***** SUPPLIED INFORMATION *****

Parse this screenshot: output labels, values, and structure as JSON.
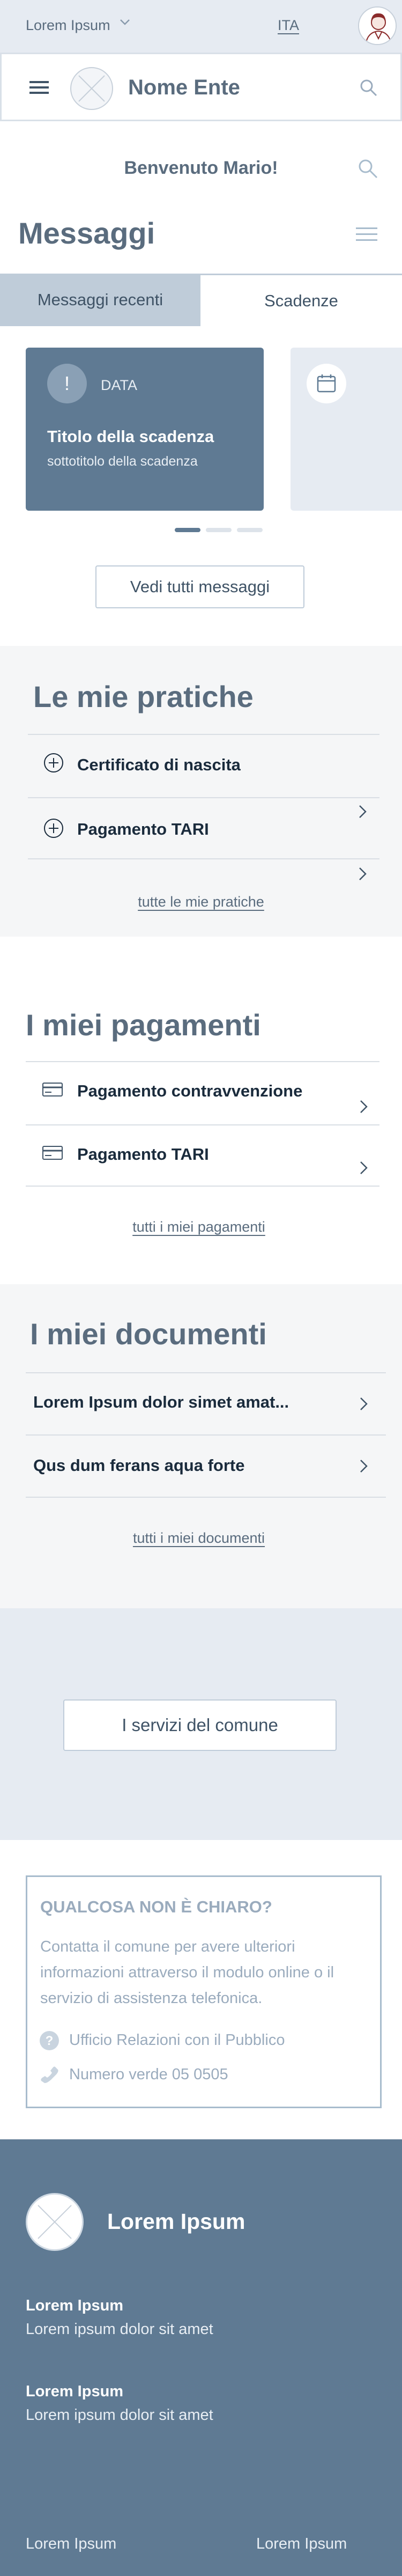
{
  "topbar": {
    "ente_select": "Lorem Ipsum",
    "language": "ITA"
  },
  "header": {
    "title": "Nome Ente"
  },
  "welcome": "Benvenuto Mario!",
  "messages": {
    "title": "Messaggi",
    "tabs": [
      "Messaggi recenti",
      "Scadenze"
    ],
    "active_tab": "Scadenze",
    "card": {
      "icon_text": "!",
      "date_label": "DATA",
      "title": "Titolo della scadenza",
      "subtitle": "sottotitolo della scadenza"
    },
    "carousel_pages": 3,
    "carousel_active": 1,
    "see_all": "Vedi tutti messaggi"
  },
  "pratiche": {
    "title": "Le mie pratiche",
    "items": [
      {
        "label": "Certificato di nascita",
        "icon": "plus-circle-icon"
      },
      {
        "label": "Pagamento TARI",
        "icon": "plus-circle-icon"
      }
    ],
    "link": "tutte le mie pratiche"
  },
  "pagamenti": {
    "title": "I miei pagamenti",
    "items": [
      {
        "label": "Pagamento contravvenzione",
        "icon": "credit-card-icon"
      },
      {
        "label": "Pagamento TARI",
        "icon": "credit-card-icon"
      }
    ],
    "link": "tutti i miei pagamenti"
  },
  "documenti": {
    "title": "I miei documenti",
    "items": [
      {
        "label": "Lorem Ipsum dolor simet amat..."
      },
      {
        "label": "Qus dum ferans aqua forte"
      }
    ],
    "link": "tutti i miei documenti"
  },
  "servizi_button": "I servizi del comune",
  "help": {
    "title": "QUALCOSA NON È CHIARO?",
    "text": "Contatta il comune per avere ulteriori informazioni attraverso il modulo online o il servizio di assistenza telefonica.",
    "office": "Ufficio Relazioni con il Pubblico",
    "phone": "Numero verde 05 0505"
  },
  "footer": {
    "name": "Lorem Ipsum",
    "blocks": [
      {
        "title": "Lorem Ipsum",
        "text": "Lorem ipsum dolor sit amet"
      },
      {
        "title": "Lorem Ipsum",
        "text": "Lorem ipsum dolor sit amet"
      }
    ],
    "bottom_left": "Lorem Ipsum",
    "bottom_right": "Lorem Ipsum"
  },
  "colors": {
    "primary": "#5f7a93",
    "light_bg": "#e6ebf2",
    "tab_active_bg": "#bfccd9",
    "text_muted": "#5a6c7e"
  }
}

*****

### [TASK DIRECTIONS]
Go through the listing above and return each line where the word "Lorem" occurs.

### [RESPONSE]
    "ente_select": "Lorem Ipsum",
        "label": "Lorem Ipsum dolor simet amat..."
    "name": "Lorem Ipsum",
        "title": "Lorem Ipsum",
        "text": "Lorem ipsum dolor sit amet"
        "title": "Lorem Ipsum",
        "text": "Lorem ipsum dolor sit amet"
    "bottom_left": "Lorem Ipsum",
    "bottom_right": "Lorem Ipsum"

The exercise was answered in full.